Your objective: Copy out every line of the data exactly; do not include the images.

Records shown:
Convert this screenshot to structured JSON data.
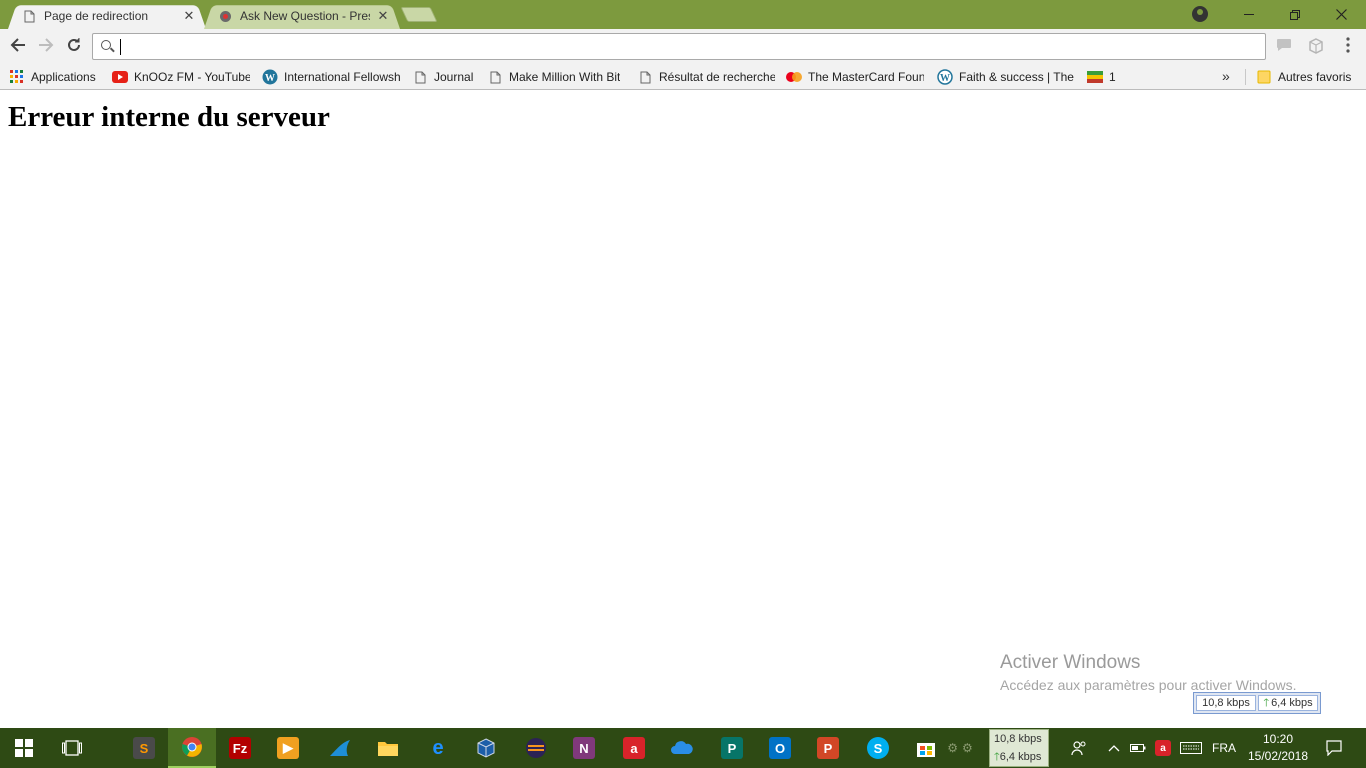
{
  "browser": {
    "tabs": [
      {
        "title": "Page de redirection",
        "active": true,
        "favicon": "document-icon"
      },
      {
        "title": "Ask New Question - Pres",
        "active": false,
        "favicon": "stack-icon"
      }
    ],
    "omnibox": {
      "value": "",
      "placeholder": ""
    }
  },
  "bookmarks": {
    "items": [
      {
        "label": "Applications",
        "icon": "apps-grid-icon"
      },
      {
        "label": "KnOOz FM - YouTube",
        "icon": "youtube-icon"
      },
      {
        "label": "International Fellowsh",
        "icon": "wordpress-icon"
      },
      {
        "label": "Journal",
        "icon": "document-icon"
      },
      {
        "label": "Make Million With Bit",
        "icon": "document-icon"
      },
      {
        "label": "Résultat de recherche",
        "icon": "document-icon"
      },
      {
        "label": "The MasterCard Foun",
        "icon": "mastercard-icon"
      },
      {
        "label": "Faith & success | The",
        "icon": "wordpress-icon"
      },
      {
        "label": "1",
        "icon": "flag-icon"
      }
    ],
    "overflow": "»",
    "other_folder": "Autres favoris"
  },
  "page": {
    "heading": "Erreur interne du serveur"
  },
  "watermark": {
    "title": "Activer Windows",
    "subtitle": "Accédez aux paramètres pour activer Windows."
  },
  "netmon": {
    "down": "10,8 kbps",
    "up": "6,4 kbps"
  },
  "taskbar": {
    "language": "FRA",
    "time": "10:20",
    "date": "15/02/2018"
  },
  "colors": {
    "frame": "#7d9a3e",
    "taskbar": "#2e4a14"
  }
}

Solution to the problem:
Convert this screenshot to structured JSON data.
{
  "browser": {
    "tabs": [
      {
        "title": "Page de redirection",
        "active": true,
        "favicon": "document-icon"
      },
      {
        "title": "Ask New Question - Pres",
        "active": false,
        "favicon": "stack-icon"
      }
    ],
    "omnibox": {
      "value": "",
      "placeholder": ""
    }
  },
  "bookmarks": {
    "items": [
      {
        "label": "Applications",
        "icon": "apps-grid-icon"
      },
      {
        "label": "KnOOz FM - YouTube",
        "icon": "youtube-icon"
      },
      {
        "label": "International Fellowsh",
        "icon": "wordpress-icon"
      },
      {
        "label": "Journal",
        "icon": "document-icon"
      },
      {
        "label": "Make Million With Bit",
        "icon": "document-icon"
      },
      {
        "label": "Résultat de recherche",
        "icon": "document-icon"
      },
      {
        "label": "The MasterCard Foun",
        "icon": "mastercard-icon"
      },
      {
        "label": "Faith & success | The",
        "icon": "wordpress-icon"
      },
      {
        "label": "1",
        "icon": "flag-icon"
      }
    ],
    "overflow": "»",
    "other_folder": "Autres favoris"
  },
  "page": {
    "heading": "Erreur interne du serveur"
  },
  "watermark": {
    "title": "Activer Windows",
    "subtitle": "Accédez aux paramètres pour activer Windows."
  },
  "netmon": {
    "down": "10,8 kbps",
    "up": "6,4 kbps"
  },
  "taskbar": {
    "language": "FRA",
    "time": "10:20",
    "date": "15/02/2018"
  },
  "colors": {
    "frame": "#7d9a3e",
    "taskbar": "#2e4a14"
  }
}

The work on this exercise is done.